Just like any other sport, in football too, great players don’t necessarily make good coaches. There is a preconception among fans that good footballers should make decent coaches because of the knowledge and a certain killer instinct that they have acquired during their playing days but it doesn’t always happen so.
1. Diego Maradona:
Maradona has always seemed to have issues away from the pitch, yet no one would dare question the Argentinian’s playing ability, with the World Cup winner still considered one of the greatest of all time.
As a manager though it’s been a far different story. He lasted a total of 23 combined games with his first two roles, before seeing Argentina thrashed 4-0 by Germany at the 2006 World Cup. He failed again at UAE side Fujairah and not much is expected of him in his current position at Mexican second division side Dorados whom he joined last week.
2. Sir Bobby Charlton:
Regarded as one of the greatest midfielders of all time, Sir Bobby Charlton was an essential member of the England squad which had won the FIFA World Cup back in 1966. However, the Manchester United legend failed to stamp his authority as a successful coach.

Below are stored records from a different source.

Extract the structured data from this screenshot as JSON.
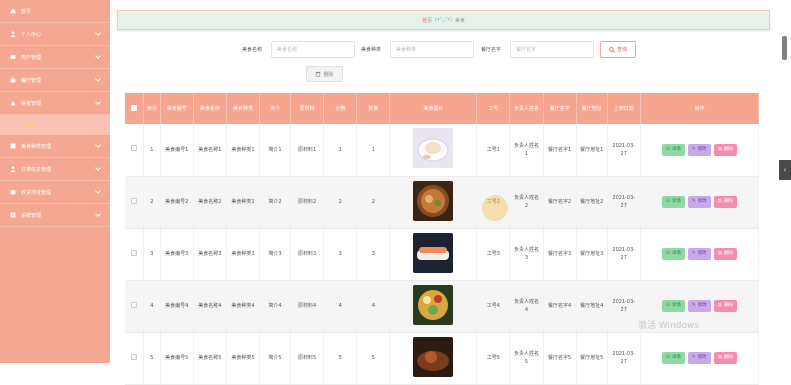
{
  "sidebar": {
    "items": [
      {
        "label": "首页",
        "icon": "home-icon",
        "chevron": false
      },
      {
        "label": "个人中心",
        "icon": "user-icon",
        "chevron": true
      },
      {
        "label": "用户管理",
        "icon": "users-icon",
        "chevron": true
      },
      {
        "label": "餐厅管理",
        "icon": "shop-icon",
        "chevron": true
      },
      {
        "label": "美食管理",
        "icon": "food-icon",
        "chevron": true,
        "expanded": true,
        "sub": "美食"
      },
      {
        "label": "美食种类管理",
        "icon": "category-icon",
        "chevron": true
      },
      {
        "label": "订单信息管理",
        "icon": "order-icon",
        "chevron": true
      },
      {
        "label": "收货地址管理",
        "icon": "address-icon",
        "chevron": true
      },
      {
        "label": "系统管理",
        "icon": "system-icon",
        "chevron": true
      }
    ]
  },
  "breadcrumb": {
    "home": "首页",
    "emoticon": "(•'◡'•)",
    "current": "美食"
  },
  "search": {
    "name_label": "美食名称",
    "name_placeholder": "美食名称",
    "type_label": "美食种类",
    "type_placeholder": "美食种类",
    "shop_label": "餐厅名字",
    "shop_placeholder": "餐厅名字",
    "search_button": "查询"
  },
  "toolbar": {
    "delete_label": "删除"
  },
  "table": {
    "headers": [
      "",
      "索引",
      "美食编号",
      "美食名称",
      "美食种类",
      "简介",
      "原材料",
      "价格",
      "数量",
      "美食图片",
      "工号",
      "负责人姓名",
      "餐厅名字",
      "餐厅地址",
      "上架日期",
      "操作"
    ],
    "rows": [
      {
        "index": "1",
        "code": "美食编号1",
        "name": "美食名称1",
        "type": "美食种类1",
        "intro": "简介1",
        "material": "原材料1",
        "price": "1",
        "qty": "1",
        "img": "dumpling",
        "emp": "工号1",
        "owner": "负责人姓名1",
        "shop": "餐厅名字1",
        "addr": "餐厅地址1",
        "date": "2021-03-27"
      },
      {
        "index": "2",
        "code": "美食编号2",
        "name": "美食名称2",
        "type": "美食种类2",
        "intro": "简介2",
        "material": "原材料2",
        "price": "2",
        "qty": "2",
        "img": "noodle",
        "emp": "工号2",
        "owner": "负责人姓名2",
        "shop": "餐厅名字2",
        "addr": "餐厅地址2",
        "date": "2021-03-27"
      },
      {
        "index": "3",
        "code": "美食编号3",
        "name": "美食名称3",
        "type": "美食种类3",
        "intro": "简介3",
        "material": "原材料3",
        "price": "3",
        "qty": "3",
        "img": "sushi",
        "emp": "工号3",
        "owner": "负责人姓名3",
        "shop": "餐厅名字3",
        "addr": "餐厅地址3",
        "date": "2021-03-27"
      },
      {
        "index": "4",
        "code": "美食编号4",
        "name": "美食名称4",
        "type": "美食种类4",
        "intro": "简介4",
        "material": "原材料4",
        "price": "4",
        "qty": "4",
        "img": "bowl",
        "emp": "工号4",
        "owner": "负责人姓名4",
        "shop": "餐厅名字4",
        "addr": "餐厅地址4",
        "date": "2021-03-27"
      },
      {
        "index": "5",
        "code": "美食编号5",
        "name": "美食名称5",
        "type": "美食种类5",
        "intro": "简介5",
        "material": "原材料5",
        "price": "5",
        "qty": "5",
        "img": "plate",
        "emp": "工号5",
        "owner": "负责人姓名5",
        "shop": "餐厅名字5",
        "addr": "餐厅地址5",
        "date": "2021-03-27"
      }
    ],
    "actions": {
      "view": "详情",
      "edit": "修改",
      "delete": "删除"
    }
  },
  "watermark": "激活 Windows",
  "colors": {
    "sidebar": "#f4a893",
    "header": "#f8a58f",
    "view": "#8fd9a5",
    "edit": "#c9a9e9",
    "delete": "#f38dad"
  }
}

The 80-year-old, who played almost his entire professional career for the Red Devils scoring 199 goals in 606 matches, took charge of Preston North End in 1973 and it was a disaster as his side got relegated to the third tier of English football.
3. Marco van Basten:
The legendary Dutch striker was a key figure in the Netherlands’ Euro Cup triumph back in 1988 with his unbelievable volley against the Soviet Union in the grand finale.
However, the former AC Milan man was unable to make his mark as a coach. In 2004, van Basten was appointed Netherlands coach and under his guidance, the ‘Oranjes’ qualified for the 2006 FIFA World Cup and 2008 UEFA Euro Cup but failed to make it past the second round in both the competitions.
Van Basten was also appointed by Ajax twice and his second stint, he called it a day after they failed to qualify for the Champions League.
4. Alan Shearer:
With Newcastle United embroiled in a relegation battle as manager Joe Kinnear fell ill in 2009, they turned to former striker and all-time Premier League top goalscorer Alan Shearer to guide them to safety.
However, the former England number nine could muster just five points out of a possible 27 and after 16 long years slumped to the second division of English football. Needless to say, that was Shearer’s sole stint into management.
5. Tony Adams:
A multiple title-winning captain with Arsenal, Tony Adams seemed the perfect footballer to enter management once his career ended due to his brilliance as a leader and exceptional centre-back.
Adams first tried his luck in League One with Wycombe, but that soon became League Two with Wycombe. He lasted just 16 games with Portsmouth and his latest foray was a farcical job in Spain, where he guided Granada to a bottom-placed finish in La Liga in 2017.
6. Paul Gascoigne:
A gem of a player, Paul Gascoigne’s off-field problems have been suggested to have harmed his attempts at management, which lasted just over a month with non-league side Kettering Town.
The former England international initially gained some coaching experience with Chinese side Gansu Tianma and Boston United, but his senior role with the Poppies did not go to plan, with the club’s chairman sacking him for reportedly being drunk each day
7. Gary Neville:
One of the best right-backs in Premier League history, Gary Neville was a Manchester United mainstay under Sir Alex Ferguson and it came as no surprise that he entered the world of football coaching like many of his former team-mates.
Neville left his role in the England national team backroom staff to take the reigns at Valencia in 2016, where brother Phil was already a coach. He lasted just four months though, winning only three games as Los Che dangled above the drop zone.
8. Edgar Davids:
Former Dutch international midfielder Edgar Davids won league titles with Ajax and Juventus, while also featuring for Barcelona, AC Milan and Tottenham Hotspur during a 20-year career in football.
However, he almost destroyed his reputation with an ill-fated spell as player-manager of Barnet. The spectacle-wearing pitbull led the Bees to relegation from the Football League, was sent off three times in eight games and refused to attend certain away games.
9. Hristo Stoichkov:
The 1994 Ballon d’Or winner is the greatest Bulgarian footballer of all time, but he is most certainly not the greatest Bulgarian manager of all time after consistently failing, despite multiple attempts.
Stoichkov’s role as manager of the Bulgarian national team was a disaster from start to finish as they failed to qualify for two successive tournaments, while he also directed Celta Vigo to drop out of La Liga.
10. Lothar Matthaus:
Lothar Matthaus won eight Bundesliga titles with Bayern Munich, one Scudetto with Inter and a total of two Uefa Cups with the German and Italian giants.
The midfield maestro also captained Germany to a World Cup triumph in 1990 and accumulated 150 caps, a record for die Mannschaft. He has been married four times and his personal life has often put him at odds with his bosses during his various coaching stops.
Matthaus has never received the Bundesliga coaching job he craves and after leaving the likes of Atletico Paranaense, Partizan and the Hungarian and Bulgarian national teams in acrimonious circumstances, it could be one dream that never comes true.